Canon makes a whole series of fast prime lenses starting with the 50mm f/1.8. There is also a better quality 50mm f/1.4. There series continues with the 85mm f/1.8, 100mm f/2, 135mm f/2 and 200mm f/2.8 lenses. The prices start around $300 and get up to $600 when you get to the 200mm lens. These are not L lenses but they have very sharp optics and fast autofocus. And of course they are all ‘fast’ lenses meaning they have a wide maximum aperture. If you can break your reliance on zoom lenses these are an excellent way to expand your lens collection.
Lens manufacturers make all sorts of odd special use lenses. Some portrait photographer like a soft look so Canon makes a 135mm soft focus lens. I’m not sure how much value it has in the era of Photoshop.
There are lenses that produce intentionally distorted images, LensBaby. They make no sense to me but someone is buying them.
There are lenses with swing and tilt adjustments for architectural and product shooters. The Canon TS-E series. These lenses are so important to some photographers that they have switched camera systems so they can use them. Nikon finally came out with one in 2008.
And I’m sure you can find other oddball lenses if you look hard enough.

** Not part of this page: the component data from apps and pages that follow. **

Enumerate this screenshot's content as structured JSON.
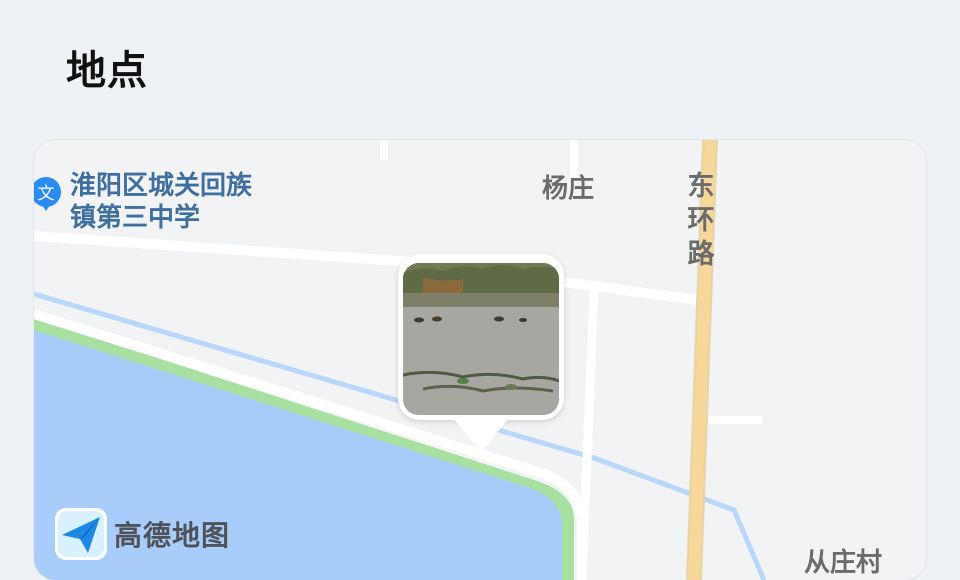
{
  "header": {
    "title": "地点"
  },
  "map": {
    "poi": {
      "label": "淮阳区城关回族镇第三中学",
      "pin_glyph": "文",
      "pin_icon": "school-pin-icon",
      "pin_color": "#2a8cf0"
    },
    "labels": {
      "village_top": "杨庄",
      "road_east": "东环路",
      "village_bottom": "从庄村"
    },
    "photo_marker": {
      "icon": "photo-thumbnail"
    },
    "brand": {
      "name": "高德地图",
      "logo_icon": "amap-logo-icon"
    },
    "colors": {
      "water": "#a9cdfb",
      "land": "#f2f3f4",
      "main_road": "#f7d79a",
      "shore": "#a7e0a0"
    }
  }
}
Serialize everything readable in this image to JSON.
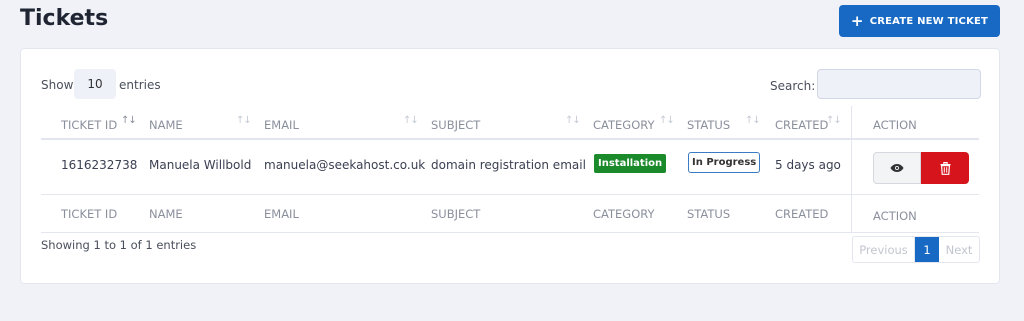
{
  "header": {
    "title": "Tickets",
    "create_button_label": "CREATE NEW TICKET",
    "create_button_icon": "+"
  },
  "controls": {
    "show_label": "Show",
    "entries_value": "10",
    "entries_label": "entries",
    "search_label": "Search:",
    "search_value": ""
  },
  "table": {
    "columns": [
      "TICKET ID",
      "NAME",
      "EMAIL",
      "SUBJECT",
      "CATEGORY",
      "STATUS",
      "CREATED",
      "ACTION"
    ],
    "rows": [
      {
        "ticket_id": "1616232738",
        "name": "Manuela Willbold",
        "email": "manuela@seekahost.co.uk",
        "subject": "domain registration email",
        "category": "Installation",
        "status": "In Progress",
        "created": "5 days ago"
      }
    ]
  },
  "footer": {
    "showing_text": "Showing 1 to 1 of 1 entries",
    "pagination": {
      "previous": "Previous",
      "current": "1",
      "next": "Next"
    }
  },
  "colors": {
    "primary": "#1769c4",
    "category_badge": "#1a8a2b",
    "delete": "#d6141c",
    "background": "#f1f2f7"
  }
}
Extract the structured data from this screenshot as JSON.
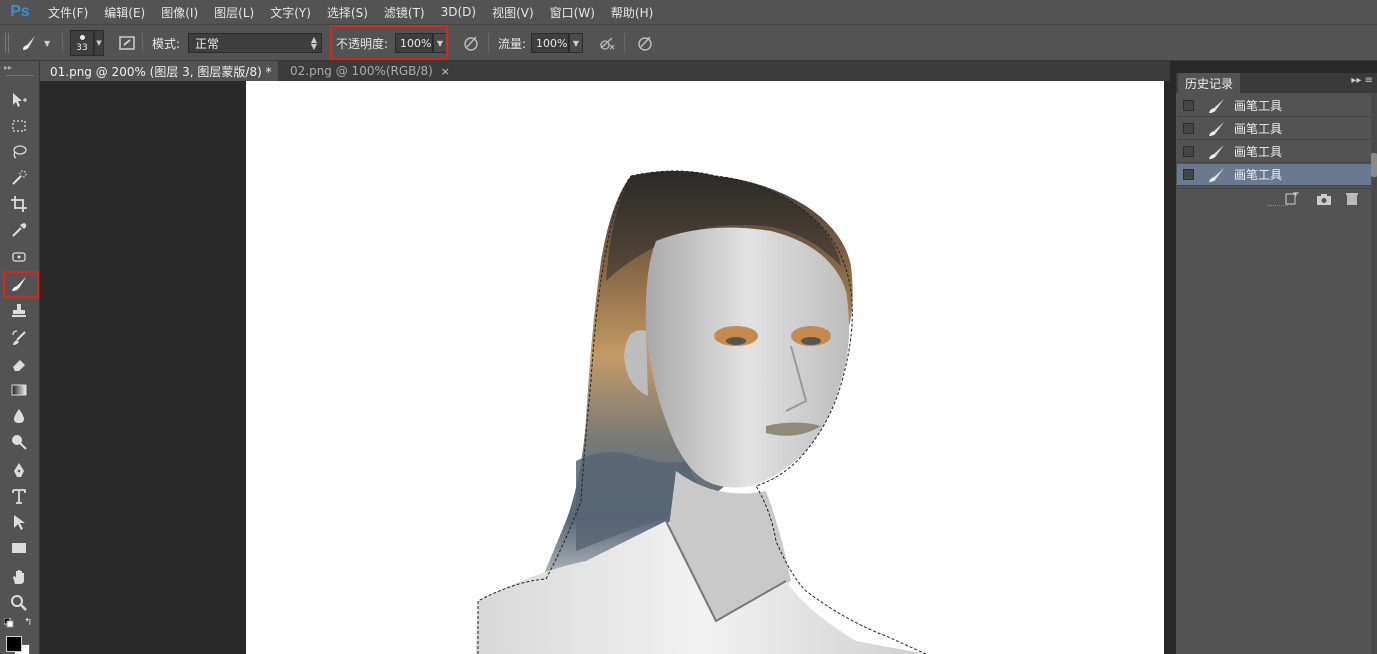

Well so much for my 1000 word goal, this post is almost 3000 words. A lot of the opinions above are my opinions and there are people who will not agree with them. They can get their own blog I guess, heh. Next up in the New User Corner will be a post on what new users should do next once they have that DSLR in their hands.
I’m planning a post of CF card speed in between tho.